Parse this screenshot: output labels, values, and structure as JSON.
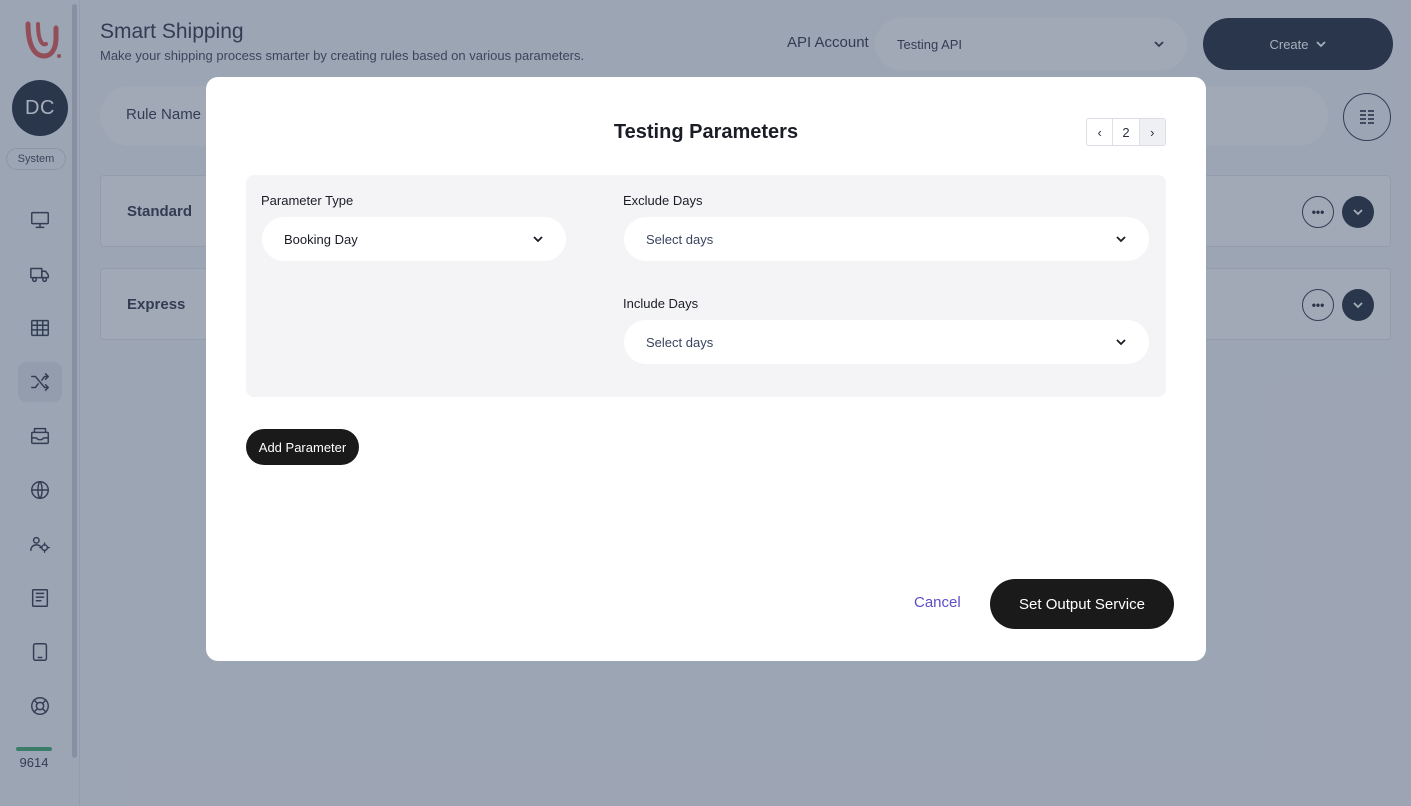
{
  "sidebar": {
    "avatar_initials": "DC",
    "role": "System",
    "credits": "9614",
    "items": [
      {
        "icon": "desktop-icon"
      },
      {
        "icon": "truck-icon"
      },
      {
        "icon": "grid-icon"
      },
      {
        "icon": "shuffle-icon"
      },
      {
        "icon": "inbox-icon"
      },
      {
        "icon": "globe-icon"
      },
      {
        "icon": "users-settings-icon"
      },
      {
        "icon": "book-icon"
      },
      {
        "icon": "tablet-icon"
      },
      {
        "icon": "lifebuoy-icon"
      }
    ]
  },
  "header": {
    "title": "Smart Shipping",
    "subtitle": "Make your shipping process smarter by creating rules based on various parameters.",
    "api_account_label": "API Account",
    "api_account_value": "Testing API",
    "create_label": "Create"
  },
  "filters": {
    "rule_name_label": "Rule Name"
  },
  "rules": [
    {
      "name": "Standard"
    },
    {
      "name": "Express"
    }
  ],
  "modal": {
    "title": "Testing Parameters",
    "pager": {
      "prev": "‹",
      "page": "2",
      "next": "›"
    },
    "parameter_type_label": "Parameter Type",
    "parameter_type_value": "Booking Day",
    "exclude_days_label": "Exclude Days",
    "exclude_days_placeholder": "Select days",
    "include_days_label": "Include Days",
    "include_days_placeholder": "Select days",
    "add_parameter_label": "Add Parameter",
    "cancel_label": "Cancel",
    "set_output_label": "Set Output Service"
  },
  "colors": {
    "primary_dark": "#1d2636",
    "button_black": "#1a1a1a",
    "link_purple": "#5b4fc7",
    "brand_red": "#d9534f",
    "credits_green": "#3aa76d"
  }
}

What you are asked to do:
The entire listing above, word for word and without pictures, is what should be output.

Exercise solution:
Parse this screenshot: output labels, values, and structure as JSON.
{
  "sidebar": {
    "avatar_initials": "DC",
    "role": "System",
    "credits": "9614",
    "items": [
      {
        "icon": "desktop-icon"
      },
      {
        "icon": "truck-icon"
      },
      {
        "icon": "grid-icon"
      },
      {
        "icon": "shuffle-icon"
      },
      {
        "icon": "inbox-icon"
      },
      {
        "icon": "globe-icon"
      },
      {
        "icon": "users-settings-icon"
      },
      {
        "icon": "book-icon"
      },
      {
        "icon": "tablet-icon"
      },
      {
        "icon": "lifebuoy-icon"
      }
    ]
  },
  "header": {
    "title": "Smart Shipping",
    "subtitle": "Make your shipping process smarter by creating rules based on various parameters.",
    "api_account_label": "API Account",
    "api_account_value": "Testing API",
    "create_label": "Create"
  },
  "filters": {
    "rule_name_label": "Rule Name"
  },
  "rules": [
    {
      "name": "Standard"
    },
    {
      "name": "Express"
    }
  ],
  "modal": {
    "title": "Testing Parameters",
    "pager": {
      "prev": "‹",
      "page": "2",
      "next": "›"
    },
    "parameter_type_label": "Parameter Type",
    "parameter_type_value": "Booking Day",
    "exclude_days_label": "Exclude Days",
    "exclude_days_placeholder": "Select days",
    "include_days_label": "Include Days",
    "include_days_placeholder": "Select days",
    "add_parameter_label": "Add Parameter",
    "cancel_label": "Cancel",
    "set_output_label": "Set Output Service"
  },
  "colors": {
    "primary_dark": "#1d2636",
    "button_black": "#1a1a1a",
    "link_purple": "#5b4fc7",
    "brand_red": "#d9534f",
    "credits_green": "#3aa76d"
  }
}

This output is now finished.